Date of Award

August 2016

Degree Type


Degree Name

Doctor of Philosophy



First Advisor

David H. Petering

Committee Members

Graham Moran, David Frick, Arsenio Pacheco, Alexander Arnold


Cellular Zinc Buffering, Newport Green, Zinc Fluorescent Sensors, Zinc Proteome, Zinc Trafficking, Zinpyr-1
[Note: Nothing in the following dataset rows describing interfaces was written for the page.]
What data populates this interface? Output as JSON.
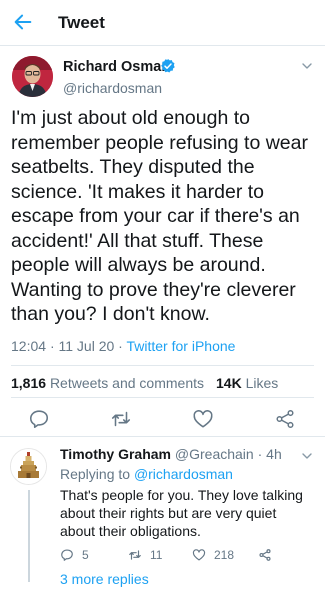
{
  "header": {
    "title": "Tweet",
    "back_icon": "arrow-left-icon"
  },
  "tweet": {
    "author_name": "Richard Osman",
    "author_handle": "@richardosman",
    "text": "I'm just about old enough to remember people refusing to wear seatbelts. They disputed the science. 'It makes it harder to escape from your car if there's an accident!' All that stuff. These people will always be around. Wanting to prove they're cleverer than you? I don't know.",
    "time": "12:04",
    "date": "11 Jul 20",
    "source": "Twitter for iPhone",
    "retweets_count": "1,816",
    "retweets_label": "Retweets and comments",
    "likes_count": "14K",
    "likes_label": "Likes",
    "actions": [
      "reply-icon",
      "retweet-icon",
      "like-icon",
      "share-icon"
    ]
  },
  "reply": {
    "author_name": "Timothy Graham",
    "author_handle": "@Greachain",
    "time": "4h",
    "replying_label": "Replying to",
    "replying_to": "@richardosman",
    "text": "That's people for you. They love talking about their rights but are very quiet about their obligations.",
    "reply_count": "5",
    "retweet_count": "11",
    "like_count": "218",
    "more_replies": "3 more replies"
  },
  "colors": {
    "accent": "#1da1f2",
    "secondary_text": "#657786",
    "divider": "#e1e8ed"
  }
}
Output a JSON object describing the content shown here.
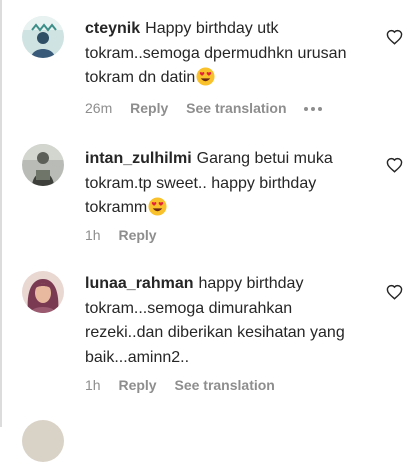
{
  "comments": [
    {
      "username": "cteynik",
      "text": "Happy birthday utk tokram..semoga dpermudhkn urusan tokram dn datin",
      "emoji": "heart-eyes-emoji",
      "time": "26m",
      "reply": "Reply",
      "translation": "See translation",
      "has_more": true
    },
    {
      "username": "intan_zulhilmi",
      "text": "Garang betui muka tokram.tp sweet.. happy birthday tokramm",
      "emoji": "heart-eyes-emoji",
      "time": "1h",
      "reply": "Reply"
    },
    {
      "username": "lunaa_rahman",
      "text": "happy birthday tokram...semoga dimurahkan rezeki..dan diberikan kesihatan yang baik...aminn2..",
      "time": "1h",
      "reply": "Reply",
      "translation": "See translation"
    }
  ],
  "colors": {
    "text": "#262626",
    "muted": "#8e8e8e"
  }
}
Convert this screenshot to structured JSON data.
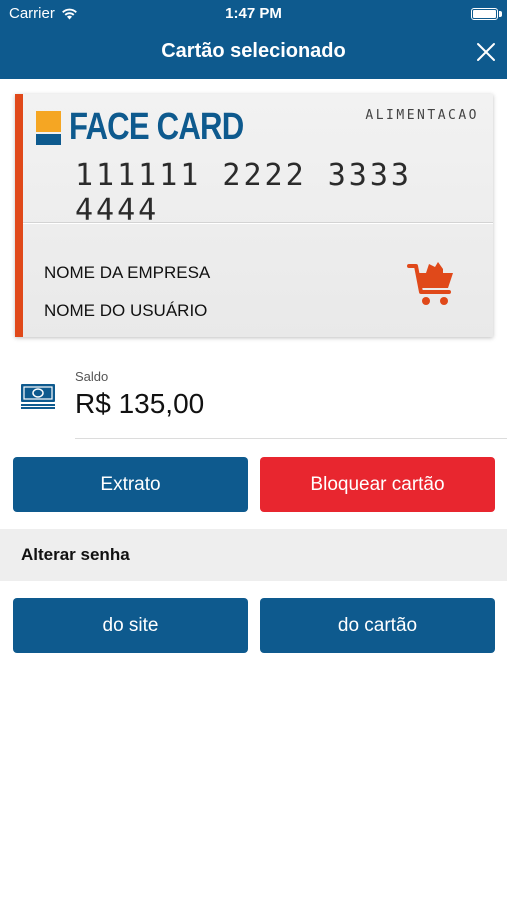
{
  "status_bar": {
    "carrier": "Carrier",
    "time": "1:47 PM",
    "wifi_icon": "wifi-icon",
    "battery_icon": "battery-icon",
    "battery_level": 1.0
  },
  "nav": {
    "title": "Cartão selecionado",
    "close_icon": "close-icon"
  },
  "card": {
    "brand": "FACE CARD",
    "type": "ALIMENTACAO",
    "number": "111111 2222 3333 4444",
    "company": "NOME DA EMPRESA",
    "user": "NOME DO USUÁRIO",
    "icon": "shopping-cart-icon",
    "accent_color": "#e0491a"
  },
  "balance": {
    "label": "Saldo",
    "value": "R$ 135,00",
    "icon": "money-icon"
  },
  "actions": {
    "statement_label": "Extrato",
    "block_label": "Bloquear cartão"
  },
  "password": {
    "section_title": "Alterar senha",
    "site_label": "do site",
    "card_label": "do cartão"
  },
  "colors": {
    "primary": "#0e5a8e",
    "danger": "#e8262f",
    "logo_yellow": "#f5a623"
  }
}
Zinc is an essential biological trace metal used in as many as 3000 Zn-proteins, about 10% of the eukaryotic proteome, as either a structural constituent or a catalytic cofactor. These proteins include the zinc fingers, the most prevalent transcription factors that bind a wide range of gene promoters and thus regulate gene expression. A eukaryotic cell contains several hundred micromolar of Zn2+- almost all of it is bound to specific Zn-proteins. Recently, Zn2+ has been reported to serve as a regulatory signal and a neurotransmitter, suggesting that there also exists a dynamic Zn2+ pool in cells. These findings led to the synthesis of a wide range of fluorescent sensors to image intracellular mobile Zn2+. Despite extensive knowledge about thousands of Zn-proteins, the Zn2+ trafficking pathway from its entry into the cytosol by transporters to the formation of Zn-proteins is not well understood. This present work has studied the role of proteome in cellular Zn2+ trafficking using fluorescent zinc sensors, including FluoZin-3, Zinquin (ZQ), TSQ, Newport Green (NPG) and Zinpyr-1 (ZP1). The titration of proteome pre-treated with FluoZin-3, a relatively high affinity Zn2+ sensor with the stability constant of 15 nM, with Zn2+ has revealed that proteome contains a significant number of high affinity, non-specific Zn2+ binding sites, with the stability constants on the order of 10-10 M. The discovery of these high affinity binding sites of proteome suggested that along with Zn-metallothionein, proteome too can serve as a possible intermediate along the way to the formation of native Zn-proteins. Moreover, this finding raises the question how the majority of the fluorescent zinc sensors with the stability constants ranging from micromolar to nanomolar image intracellular labile Zn2+ by circumventing the proteome’s high zinc buffering capacity. Interestingly, the thiol binding reagents, N-ethylmaleimide (NEM) and DTNB abolished these high affinity sites, revealing the involvement of proteomic sulfhydryl groups in these Zn2+ binding sites. The loss of proteome’s zinc buffering capacity upon sulfhydryl modification can explain how the sensors bind the dynamic Zn2+ pool by surpassing the proteome’s high Zn2+ binding affinity. For example, Zinquin, a high affinity sensor with Kd of 2 nM, could bind the mobile Zn2+ only when the proteome was significantly modified by the reaction under investigation, such as the liberation of proteomic Zn2+ by nitric oxide, which reacts with the sulfhydryl groups and thus reduces proteome’s buffering capacity. In case of unperturbed proteome, these sensors either are unable to compete for mobile Zn2+ with proteome’s high affinity Zn2+ binding sites or generate ternary adduct, Proteome•Zn-Sensor, with Zn2+ preferentially bound to proteome. Newport Green, for example, with its modest stability constant (Kd  10-5 – 10-6 M) cannot efficiently compete with proteomic ligands to image mobile Zn2+. It could not bind intracellular Zn2+ shuttled into LLC-PK1 cells using the ionophore, pyrithione. Moreover, when proteomic Zn2+ was liberated by the reaction with sulfhydryl binding reagents, NEM and diethylamine NONOate (DEA-NO), in the presence of Newport Green, insignificant amount of Zn-NPG was detected. By contrast, the higher affinity Zn2+ sensor (Kd  0.7 nM) than Newport Green, ZP1 formed ternary adduct Proteome•Zn-ZP1 with the dynamic Zn2+, where Zn2+ is adventitiously bound to proteome’s high affinity zinc binding sites. Besides with the mobile Zn2+, ZP1 also seems to react with the static distribution of cellular Zn2+ in specific Zn-proteins and generates ZP1-Zn-Proteome ternary adduct. Therefore, the effectiveness of the sensors to bind the cellular dynamic Zn2+ is a variable of proteome’s Zn2+ binding characteristics.